That a brand can go from best selling to unsold, from right up there with Coke and Ford to right down there with New Coke and the Ford Edsel, in a few decades is not news. (Maybe not surprising either, in hindsight, when you switch from a straight bourbon to a blend with 60% grain neutral spirits.) The unusual angle on the Four Roses story is that, even when it wasn't available in the U.S., it was still being made here, for export to Japan and Europe. (Is it ever a bad business decision to let people buy what you make?)
Favorite factoid from the book: Best Product Placement, 1945, for the "Four Roses" Times Square sign visible at the top of Alfred Eisenstaedt's iconic "VJ Day, The Kiss." I also found out about the Mellow Moments Club, and have since signed up to join (though I may not be quite as mellow as the ideal member).
The book even gives away the Four Roses recipes, for use by the home distiller. Two different mash bills --
- 75% corn, 20% rye, 5% malted barley
- 60% corn, 35% rye, 5% malted barley
- V - delicate fruitiness
- K - slightly spicy character
- O - rich fruitiness
- Q - floral essence
- F - herbal
The Small Batch that I have on hand is a blend of four bourbons -- sources say it's the K and O yeast strains crossed with both mash bills, which is consistent with the label's promise of "a mellow symphony of sweet, fruity aromas and rich, spicy flavors." (The "small batch" part comes in from it being made in batches of about nineteen barrels.)
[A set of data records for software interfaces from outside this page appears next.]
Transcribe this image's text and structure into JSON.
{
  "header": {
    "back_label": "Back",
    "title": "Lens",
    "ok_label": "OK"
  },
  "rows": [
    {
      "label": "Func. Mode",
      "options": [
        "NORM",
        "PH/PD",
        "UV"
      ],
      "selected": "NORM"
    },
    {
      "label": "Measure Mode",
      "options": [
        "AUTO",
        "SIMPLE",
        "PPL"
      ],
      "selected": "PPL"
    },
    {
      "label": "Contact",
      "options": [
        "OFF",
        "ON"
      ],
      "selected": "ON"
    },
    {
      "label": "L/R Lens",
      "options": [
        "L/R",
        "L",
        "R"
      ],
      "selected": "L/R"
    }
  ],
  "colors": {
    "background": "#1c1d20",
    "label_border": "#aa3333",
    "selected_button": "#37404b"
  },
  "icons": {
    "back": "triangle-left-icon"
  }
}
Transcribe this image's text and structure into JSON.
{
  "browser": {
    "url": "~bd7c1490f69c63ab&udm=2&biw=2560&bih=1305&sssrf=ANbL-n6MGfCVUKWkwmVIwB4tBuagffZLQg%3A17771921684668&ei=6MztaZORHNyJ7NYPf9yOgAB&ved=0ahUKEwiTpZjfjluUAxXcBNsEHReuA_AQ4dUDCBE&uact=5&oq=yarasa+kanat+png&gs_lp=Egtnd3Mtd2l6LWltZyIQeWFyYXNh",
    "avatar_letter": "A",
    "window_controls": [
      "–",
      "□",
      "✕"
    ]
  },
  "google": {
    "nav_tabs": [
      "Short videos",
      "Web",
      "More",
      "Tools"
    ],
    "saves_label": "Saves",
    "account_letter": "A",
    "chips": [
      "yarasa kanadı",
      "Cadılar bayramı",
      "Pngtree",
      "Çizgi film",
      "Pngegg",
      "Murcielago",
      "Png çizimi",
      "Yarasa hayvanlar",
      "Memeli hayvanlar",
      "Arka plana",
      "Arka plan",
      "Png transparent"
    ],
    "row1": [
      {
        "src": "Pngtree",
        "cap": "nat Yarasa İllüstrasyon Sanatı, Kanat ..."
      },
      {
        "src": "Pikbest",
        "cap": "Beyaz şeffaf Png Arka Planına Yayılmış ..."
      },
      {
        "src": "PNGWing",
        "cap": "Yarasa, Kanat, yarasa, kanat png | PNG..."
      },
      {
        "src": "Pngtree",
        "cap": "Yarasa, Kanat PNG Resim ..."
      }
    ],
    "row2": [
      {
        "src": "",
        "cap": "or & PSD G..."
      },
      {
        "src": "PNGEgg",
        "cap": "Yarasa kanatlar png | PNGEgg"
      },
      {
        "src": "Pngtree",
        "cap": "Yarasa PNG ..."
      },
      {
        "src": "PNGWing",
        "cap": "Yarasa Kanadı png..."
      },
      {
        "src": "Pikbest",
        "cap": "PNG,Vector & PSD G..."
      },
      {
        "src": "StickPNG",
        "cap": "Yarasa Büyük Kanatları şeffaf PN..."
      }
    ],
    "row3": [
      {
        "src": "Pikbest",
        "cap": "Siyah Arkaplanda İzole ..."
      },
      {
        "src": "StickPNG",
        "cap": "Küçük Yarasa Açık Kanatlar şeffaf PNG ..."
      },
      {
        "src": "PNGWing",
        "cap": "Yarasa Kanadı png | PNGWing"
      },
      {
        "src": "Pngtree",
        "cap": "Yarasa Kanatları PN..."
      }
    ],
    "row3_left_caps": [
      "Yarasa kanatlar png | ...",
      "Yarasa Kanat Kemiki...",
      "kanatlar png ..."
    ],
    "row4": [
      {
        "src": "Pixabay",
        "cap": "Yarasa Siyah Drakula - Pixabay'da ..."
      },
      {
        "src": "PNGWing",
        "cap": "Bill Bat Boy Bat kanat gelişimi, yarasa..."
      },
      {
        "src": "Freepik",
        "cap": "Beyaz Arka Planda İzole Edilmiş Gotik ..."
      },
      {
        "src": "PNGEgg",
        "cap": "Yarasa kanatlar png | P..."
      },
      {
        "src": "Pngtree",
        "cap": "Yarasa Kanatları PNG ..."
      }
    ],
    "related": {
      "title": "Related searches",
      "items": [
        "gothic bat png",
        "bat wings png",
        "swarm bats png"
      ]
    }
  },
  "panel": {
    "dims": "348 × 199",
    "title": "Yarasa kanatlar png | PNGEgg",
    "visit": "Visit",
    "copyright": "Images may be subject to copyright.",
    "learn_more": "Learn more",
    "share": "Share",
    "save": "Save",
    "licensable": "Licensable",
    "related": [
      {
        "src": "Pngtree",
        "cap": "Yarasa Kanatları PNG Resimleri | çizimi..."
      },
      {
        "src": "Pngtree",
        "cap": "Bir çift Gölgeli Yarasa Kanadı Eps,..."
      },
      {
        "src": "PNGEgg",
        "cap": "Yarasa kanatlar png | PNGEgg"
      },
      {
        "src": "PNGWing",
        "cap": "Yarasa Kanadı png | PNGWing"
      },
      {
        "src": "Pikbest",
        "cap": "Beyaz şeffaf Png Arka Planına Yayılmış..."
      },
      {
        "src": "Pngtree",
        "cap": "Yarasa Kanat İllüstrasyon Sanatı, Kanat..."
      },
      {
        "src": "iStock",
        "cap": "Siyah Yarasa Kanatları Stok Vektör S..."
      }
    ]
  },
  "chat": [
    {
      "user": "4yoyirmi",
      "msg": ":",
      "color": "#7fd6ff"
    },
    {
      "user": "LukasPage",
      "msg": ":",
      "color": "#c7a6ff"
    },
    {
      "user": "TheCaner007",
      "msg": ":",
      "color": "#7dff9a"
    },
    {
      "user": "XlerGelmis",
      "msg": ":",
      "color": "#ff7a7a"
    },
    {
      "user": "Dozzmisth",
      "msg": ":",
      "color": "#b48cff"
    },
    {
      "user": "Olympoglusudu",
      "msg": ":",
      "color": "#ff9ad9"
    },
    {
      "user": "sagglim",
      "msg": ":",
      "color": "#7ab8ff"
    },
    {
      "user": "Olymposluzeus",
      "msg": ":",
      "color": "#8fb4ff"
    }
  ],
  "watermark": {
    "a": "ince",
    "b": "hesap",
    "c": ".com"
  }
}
For the nose, I get sweet melon and butterscotch, with a hint of cherry syrup (reminiscent of Bunratty's Potcheen, in fact). The palate is balanced (by which I mean I mostly taste bourbon) and sweet, with some oak notes; the cherries others find came out for me after several minutes with a few drops of water. The finish is a little spicy, with the rye growing if you give it time.